A parent once asked me how to hide vegetables in foods, so that her children would eat them. 

The idea of pureeing vegetables and concealing them within children’s favorite dishes such as tacos and macaroni and cheese was made popular by books such as Deceptively Delicious, by Jessica Seinfeld (wife of comedian Jerry Seinfeld), and The Sneaky Chef, by Missy Chase Lapine.

While I think it is a great idea to get more wholesome vegetables into our kid’s bellies, I’m not so sure this approach works for the long term.  First, cooking and pureeing vegetables seems like quite a bit of extra work.  Second, even Jessica Seinfeld will admit that she wants to encourage her children to enjoy eating vegetables—the kind that they can see.

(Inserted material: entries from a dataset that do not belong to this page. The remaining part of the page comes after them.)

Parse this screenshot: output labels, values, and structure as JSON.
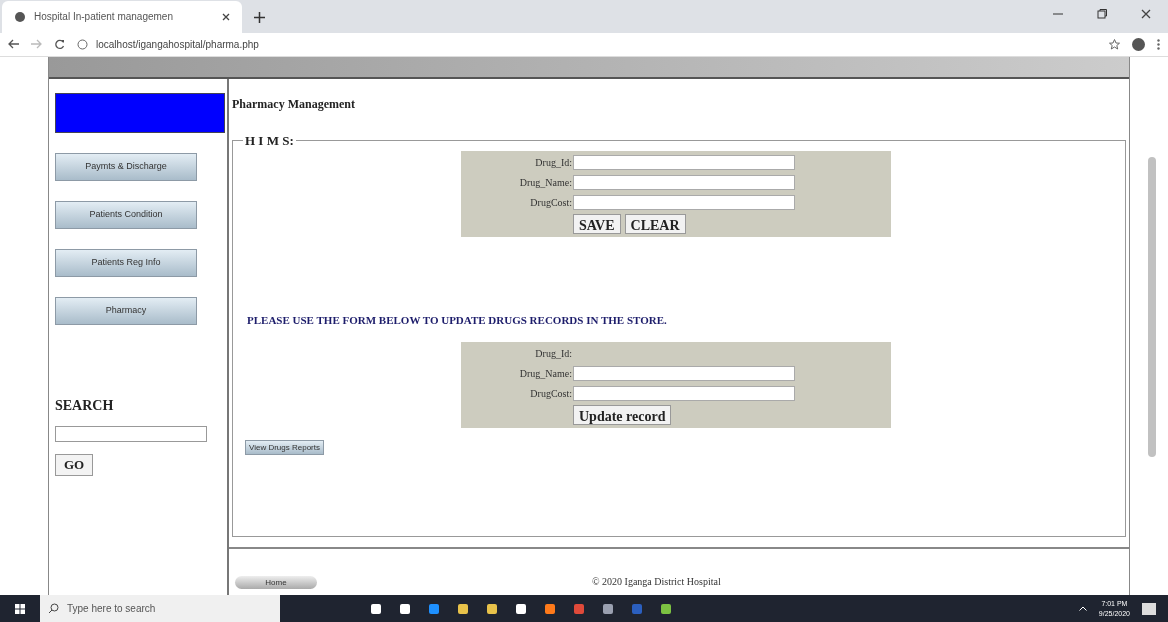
{
  "browser": {
    "tab_title": "Hospital In-patient managemen",
    "url": "localhost/igangahospital/pharma.php"
  },
  "sidebar": {
    "menu": [
      {
        "label": "Paymts & Discharge"
      },
      {
        "label": "Patients Condition"
      },
      {
        "label": "Patients Reg Info"
      },
      {
        "label": "Pharmacy"
      }
    ],
    "search_label": "SEARCH",
    "go": "GO"
  },
  "page_title": "Pharmacy Management",
  "fieldset_legend": "H I M S:",
  "add_form": {
    "fields": [
      {
        "label": "Drug_Id:",
        "kind": "input"
      },
      {
        "label": "Drug_Name:",
        "kind": "input"
      },
      {
        "label": "DrugCost:",
        "kind": "input"
      }
    ],
    "buttons": [
      "SAVE",
      "CLEAR"
    ]
  },
  "update_notice": "PLEASE USE THE FORM BELOW TO UPDATE DRUGS RECORDS IN THE STORE.",
  "update_form": {
    "fields": [
      {
        "label": "Drug_Id:",
        "kind": "text"
      },
      {
        "label": "Drug_Name:",
        "kind": "input"
      },
      {
        "label": "DrugCost:",
        "kind": "input"
      }
    ],
    "buttons": [
      "Update record"
    ]
  },
  "reports_button": "View Drugs Reports",
  "footer": {
    "home": "Home",
    "copyright": "© 2020 Iganga District Hospital"
  },
  "taskbar": {
    "search_placeholder": "Type here to search",
    "time": "7:01 PM",
    "date": "9/25/2020"
  }
}
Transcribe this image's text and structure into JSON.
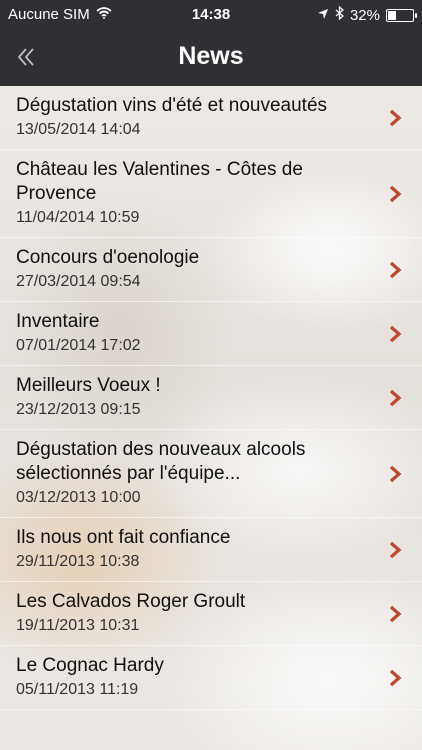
{
  "status": {
    "carrier": "Aucune SIM",
    "time": "14:38",
    "battery": "32%",
    "battery_level": 0.32
  },
  "header": {
    "title": "News",
    "back_icon": "double-chevron-left-icon"
  },
  "colors": {
    "bar": "#2f3033",
    "chevron": "#c2452d"
  },
  "news": [
    {
      "title": "Dégustation vins d'été et nouveautés",
      "date": "13/05/2014 14:04"
    },
    {
      "title": "Château les Valentines - Côtes de Provence",
      "date": "11/04/2014 10:59"
    },
    {
      "title": "Concours d'oenologie",
      "date": "27/03/2014 09:54"
    },
    {
      "title": "Inventaire",
      "date": "07/01/2014 17:02"
    },
    {
      "title": "Meilleurs Voeux !",
      "date": "23/12/2013 09:15"
    },
    {
      "title": "Dégustation des nouveaux alcools sélectionnés par l'équipe...",
      "date": "03/12/2013 10:00"
    },
    {
      "title": "Ils nous ont fait confiance",
      "date": "29/11/2013 10:38"
    },
    {
      "title": "Les Calvados Roger Groult",
      "date": "19/11/2013 10:31"
    },
    {
      "title": "Le Cognac Hardy",
      "date": "05/11/2013 11:19"
    }
  ]
}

So how do we motivate our children, not only to eat their veggies, but to like them as well? 

Here are some tips backed up by science… and approved by parents:

1. Set a good example

Having parents who eat vegetables and other healthy foods is perhaps the number one predictor of good eating habits in children.  Children like to imitate their parents and older siblings, so setting a good example with your own healthy eating pattern is an important first step.

2. Get Kids Invested

When children are involved in the preparation of a meal they are more enthusiastic about eating it.  Kids can help choose ingredients at the grocery store, wash vegetables, add seasonings, or even grow a small garden with the help of Mom and Dad.

3. Do a Sales Pitch

Children are very aware of their small stature, so telling them that certain foods will help them grow big and strong is a great motivator.

Still stuck?  Next I’ll have a few more ideas for you to try in Part II of How to Get Kids to Eat Their Vegetables.

Continue to Part II